In Illinois, for example, the U.S. Department of Agriculture (USDA) recently reported a decline in the health of the state’s corn plants for the second week in a row. In Missouri, farmers only had half of their soybeans planted by June 20th, the USDA’s official end of the planting season for the area.
There was no shortage of rain this month, but rather a shortage of drainage solutions. Collectively, Illinois received 8.9 inches of rainfall in June making it the wettest June on record and the fourth wettest month in the state's history according to records dating back to 1895. Currently, the wettest month on record happened in September of 1926 when 9.26 inches of rainfall fell over Illinois.
John Reifsteck is chairman and president of GROWMARK, Inc, a regional agricultural cooperative in Bloomington, Ill. Reifsteck, who is also a grain farmer, told lawmakers that unless Congress backs a national standard and blocks individual state laws, American agriculture will be harmed.
At 76 years old, U of I graduate Mary-Dell Chilton is still working. The genetically-modified corn, soybeans and other crops that her research helped develop now grow on more than 170 million acres of U.S. farmland. Earlier this month, Chilton’s groundbreaking discoveries earned her a place in the National Inventors Hall of Fame.
Finally, pumpkin pie might be getting the attention it deserves from lawmakers in Springfield. Illinois grows 95 percent of pumpkins processed in the United States, and lawmakers have proposed a bill making pumpkin pie the official pie of Illinois.
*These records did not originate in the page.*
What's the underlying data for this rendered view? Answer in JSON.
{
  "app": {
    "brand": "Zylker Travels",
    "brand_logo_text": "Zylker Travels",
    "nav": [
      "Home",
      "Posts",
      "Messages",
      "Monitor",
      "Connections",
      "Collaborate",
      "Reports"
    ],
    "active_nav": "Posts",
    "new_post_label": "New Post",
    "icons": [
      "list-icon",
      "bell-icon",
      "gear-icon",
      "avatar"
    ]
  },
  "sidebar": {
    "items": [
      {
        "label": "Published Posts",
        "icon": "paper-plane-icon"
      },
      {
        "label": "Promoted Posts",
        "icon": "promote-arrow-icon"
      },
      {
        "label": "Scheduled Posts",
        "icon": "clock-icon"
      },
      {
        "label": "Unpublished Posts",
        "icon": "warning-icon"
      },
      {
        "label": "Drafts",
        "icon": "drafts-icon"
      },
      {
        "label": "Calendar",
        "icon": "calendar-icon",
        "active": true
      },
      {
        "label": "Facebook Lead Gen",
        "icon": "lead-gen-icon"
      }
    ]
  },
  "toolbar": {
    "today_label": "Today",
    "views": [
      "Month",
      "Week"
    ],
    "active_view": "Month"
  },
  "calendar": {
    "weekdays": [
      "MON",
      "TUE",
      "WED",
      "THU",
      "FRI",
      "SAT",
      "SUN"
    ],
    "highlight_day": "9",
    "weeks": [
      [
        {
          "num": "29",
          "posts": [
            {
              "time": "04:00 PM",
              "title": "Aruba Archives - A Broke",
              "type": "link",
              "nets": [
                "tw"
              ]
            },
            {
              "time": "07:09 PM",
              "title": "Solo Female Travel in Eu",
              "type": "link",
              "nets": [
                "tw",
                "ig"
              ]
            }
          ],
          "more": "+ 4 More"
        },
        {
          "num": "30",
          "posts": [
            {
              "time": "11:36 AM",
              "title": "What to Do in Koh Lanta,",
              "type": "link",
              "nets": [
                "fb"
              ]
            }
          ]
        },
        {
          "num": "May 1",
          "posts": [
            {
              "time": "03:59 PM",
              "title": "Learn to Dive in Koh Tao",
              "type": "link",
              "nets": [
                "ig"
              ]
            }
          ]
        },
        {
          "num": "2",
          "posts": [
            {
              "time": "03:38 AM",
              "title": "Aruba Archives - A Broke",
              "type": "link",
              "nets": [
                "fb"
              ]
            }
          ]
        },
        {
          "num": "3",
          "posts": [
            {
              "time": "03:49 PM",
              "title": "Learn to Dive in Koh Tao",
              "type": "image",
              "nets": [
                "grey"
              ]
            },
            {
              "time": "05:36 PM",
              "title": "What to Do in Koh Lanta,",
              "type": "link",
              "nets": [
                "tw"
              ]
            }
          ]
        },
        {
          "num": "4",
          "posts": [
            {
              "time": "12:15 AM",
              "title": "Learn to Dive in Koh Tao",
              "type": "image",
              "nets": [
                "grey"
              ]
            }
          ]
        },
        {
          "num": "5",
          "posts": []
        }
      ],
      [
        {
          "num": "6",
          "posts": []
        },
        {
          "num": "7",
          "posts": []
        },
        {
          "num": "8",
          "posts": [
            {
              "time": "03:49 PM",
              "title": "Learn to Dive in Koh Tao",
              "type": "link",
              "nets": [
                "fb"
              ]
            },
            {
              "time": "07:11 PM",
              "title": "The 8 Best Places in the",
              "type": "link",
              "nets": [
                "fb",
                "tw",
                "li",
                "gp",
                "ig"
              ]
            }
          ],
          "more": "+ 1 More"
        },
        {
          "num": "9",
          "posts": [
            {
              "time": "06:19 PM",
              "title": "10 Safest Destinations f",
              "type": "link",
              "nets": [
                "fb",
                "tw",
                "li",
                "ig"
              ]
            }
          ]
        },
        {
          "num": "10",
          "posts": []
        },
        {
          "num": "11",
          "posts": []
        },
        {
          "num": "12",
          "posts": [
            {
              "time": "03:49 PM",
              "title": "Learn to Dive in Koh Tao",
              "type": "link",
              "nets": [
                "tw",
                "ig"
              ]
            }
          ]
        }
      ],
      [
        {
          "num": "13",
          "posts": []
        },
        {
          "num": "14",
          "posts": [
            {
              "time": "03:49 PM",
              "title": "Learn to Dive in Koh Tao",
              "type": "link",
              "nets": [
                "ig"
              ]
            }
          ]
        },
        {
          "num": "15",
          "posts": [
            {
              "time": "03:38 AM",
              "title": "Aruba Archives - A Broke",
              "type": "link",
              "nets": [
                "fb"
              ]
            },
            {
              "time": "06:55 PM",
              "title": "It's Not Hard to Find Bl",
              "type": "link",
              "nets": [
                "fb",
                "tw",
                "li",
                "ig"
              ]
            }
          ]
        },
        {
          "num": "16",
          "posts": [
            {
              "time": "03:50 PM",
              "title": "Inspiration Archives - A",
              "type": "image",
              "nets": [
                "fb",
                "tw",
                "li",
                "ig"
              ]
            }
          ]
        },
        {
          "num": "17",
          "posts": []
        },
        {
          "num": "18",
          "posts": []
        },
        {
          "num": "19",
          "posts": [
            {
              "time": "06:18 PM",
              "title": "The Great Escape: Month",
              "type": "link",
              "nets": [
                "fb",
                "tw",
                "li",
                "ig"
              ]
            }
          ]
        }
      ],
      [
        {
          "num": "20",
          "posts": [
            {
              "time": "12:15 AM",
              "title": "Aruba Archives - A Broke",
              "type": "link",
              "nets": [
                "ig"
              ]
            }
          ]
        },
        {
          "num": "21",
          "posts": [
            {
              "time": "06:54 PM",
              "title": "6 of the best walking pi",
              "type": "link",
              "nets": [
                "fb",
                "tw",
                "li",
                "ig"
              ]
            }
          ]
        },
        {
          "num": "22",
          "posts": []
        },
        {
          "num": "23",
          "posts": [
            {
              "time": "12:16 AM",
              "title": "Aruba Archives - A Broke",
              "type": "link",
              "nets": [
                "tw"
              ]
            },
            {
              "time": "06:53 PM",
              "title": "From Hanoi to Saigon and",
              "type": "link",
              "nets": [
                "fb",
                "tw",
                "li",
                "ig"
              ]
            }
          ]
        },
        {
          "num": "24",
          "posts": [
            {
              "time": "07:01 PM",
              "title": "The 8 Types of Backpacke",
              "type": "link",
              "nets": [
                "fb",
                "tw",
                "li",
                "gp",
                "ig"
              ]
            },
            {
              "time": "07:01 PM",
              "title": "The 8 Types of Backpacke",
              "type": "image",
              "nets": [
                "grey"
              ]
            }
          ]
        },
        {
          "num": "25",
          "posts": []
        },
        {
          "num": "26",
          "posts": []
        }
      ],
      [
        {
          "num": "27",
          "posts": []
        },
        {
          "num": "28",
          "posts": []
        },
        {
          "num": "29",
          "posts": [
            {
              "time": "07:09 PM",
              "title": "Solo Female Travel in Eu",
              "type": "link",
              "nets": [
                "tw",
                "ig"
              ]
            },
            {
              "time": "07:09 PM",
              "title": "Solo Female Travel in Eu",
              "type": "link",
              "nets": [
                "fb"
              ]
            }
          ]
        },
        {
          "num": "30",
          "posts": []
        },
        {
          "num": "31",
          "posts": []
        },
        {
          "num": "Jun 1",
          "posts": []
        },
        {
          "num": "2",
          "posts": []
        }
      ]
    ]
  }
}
Michael Perry is a New York Times Bestselling author, known for his memoirs of growing up in and returning to rural Wisconsin. He is also a humorist, singer/songwriter, radio host, and intermittent pig farmer. Even with all of that he is visiting Champaign-Urbana Saturday as the keynote speaker for the Champaign Library’s Local Author Festival.